---------- Records

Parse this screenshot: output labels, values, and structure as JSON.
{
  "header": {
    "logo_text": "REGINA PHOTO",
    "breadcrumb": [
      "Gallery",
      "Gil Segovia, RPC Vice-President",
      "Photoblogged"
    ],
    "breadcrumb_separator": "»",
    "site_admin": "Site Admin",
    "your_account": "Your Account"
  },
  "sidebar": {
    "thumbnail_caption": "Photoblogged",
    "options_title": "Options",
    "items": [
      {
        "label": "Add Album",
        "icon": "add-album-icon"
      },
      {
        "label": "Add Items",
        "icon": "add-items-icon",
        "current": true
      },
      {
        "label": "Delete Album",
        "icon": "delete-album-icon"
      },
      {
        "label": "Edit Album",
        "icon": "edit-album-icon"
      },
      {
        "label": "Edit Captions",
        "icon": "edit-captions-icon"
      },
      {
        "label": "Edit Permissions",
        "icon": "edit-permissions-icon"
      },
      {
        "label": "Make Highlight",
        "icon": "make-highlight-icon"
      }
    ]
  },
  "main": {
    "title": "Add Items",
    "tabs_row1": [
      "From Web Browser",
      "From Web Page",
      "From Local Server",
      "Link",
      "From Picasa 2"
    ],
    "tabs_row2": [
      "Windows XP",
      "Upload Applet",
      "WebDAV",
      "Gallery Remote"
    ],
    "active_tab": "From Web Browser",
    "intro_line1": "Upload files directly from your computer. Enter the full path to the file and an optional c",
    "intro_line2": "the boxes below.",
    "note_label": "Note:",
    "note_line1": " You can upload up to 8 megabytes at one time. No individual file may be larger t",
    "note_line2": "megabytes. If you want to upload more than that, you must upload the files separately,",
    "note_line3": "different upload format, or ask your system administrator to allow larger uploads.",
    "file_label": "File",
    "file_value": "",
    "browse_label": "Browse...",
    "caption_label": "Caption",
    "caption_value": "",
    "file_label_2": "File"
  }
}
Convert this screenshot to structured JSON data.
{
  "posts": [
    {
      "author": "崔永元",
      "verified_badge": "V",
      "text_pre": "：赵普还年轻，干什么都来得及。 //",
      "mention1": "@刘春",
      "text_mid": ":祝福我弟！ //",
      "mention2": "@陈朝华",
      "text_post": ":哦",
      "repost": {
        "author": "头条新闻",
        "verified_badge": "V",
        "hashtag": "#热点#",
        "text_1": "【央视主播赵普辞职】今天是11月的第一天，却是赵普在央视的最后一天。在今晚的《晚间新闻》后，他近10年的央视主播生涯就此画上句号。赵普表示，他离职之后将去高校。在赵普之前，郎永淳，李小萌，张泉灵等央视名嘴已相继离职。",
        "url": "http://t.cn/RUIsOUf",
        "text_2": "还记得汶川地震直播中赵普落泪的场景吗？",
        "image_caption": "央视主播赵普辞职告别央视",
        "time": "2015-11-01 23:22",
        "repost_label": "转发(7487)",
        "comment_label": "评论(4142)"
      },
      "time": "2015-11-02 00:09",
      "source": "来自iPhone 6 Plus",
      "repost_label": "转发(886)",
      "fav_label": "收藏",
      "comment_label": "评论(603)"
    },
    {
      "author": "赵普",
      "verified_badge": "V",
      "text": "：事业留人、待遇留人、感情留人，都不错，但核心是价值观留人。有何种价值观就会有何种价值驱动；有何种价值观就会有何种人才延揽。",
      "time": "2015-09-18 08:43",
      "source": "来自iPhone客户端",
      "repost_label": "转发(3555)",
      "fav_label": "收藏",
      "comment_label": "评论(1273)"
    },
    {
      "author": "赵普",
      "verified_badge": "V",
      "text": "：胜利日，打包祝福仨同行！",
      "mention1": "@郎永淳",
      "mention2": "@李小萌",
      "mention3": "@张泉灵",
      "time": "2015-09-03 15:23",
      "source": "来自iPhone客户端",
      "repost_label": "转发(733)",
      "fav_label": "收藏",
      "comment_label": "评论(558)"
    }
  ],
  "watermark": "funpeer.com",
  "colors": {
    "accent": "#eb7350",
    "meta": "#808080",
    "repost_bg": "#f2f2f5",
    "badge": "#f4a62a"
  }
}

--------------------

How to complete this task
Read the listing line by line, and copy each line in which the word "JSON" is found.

Solution below
Parse this screenshot: output labels, values, and structure as JSON.
Convert this screenshot to structured JSON data.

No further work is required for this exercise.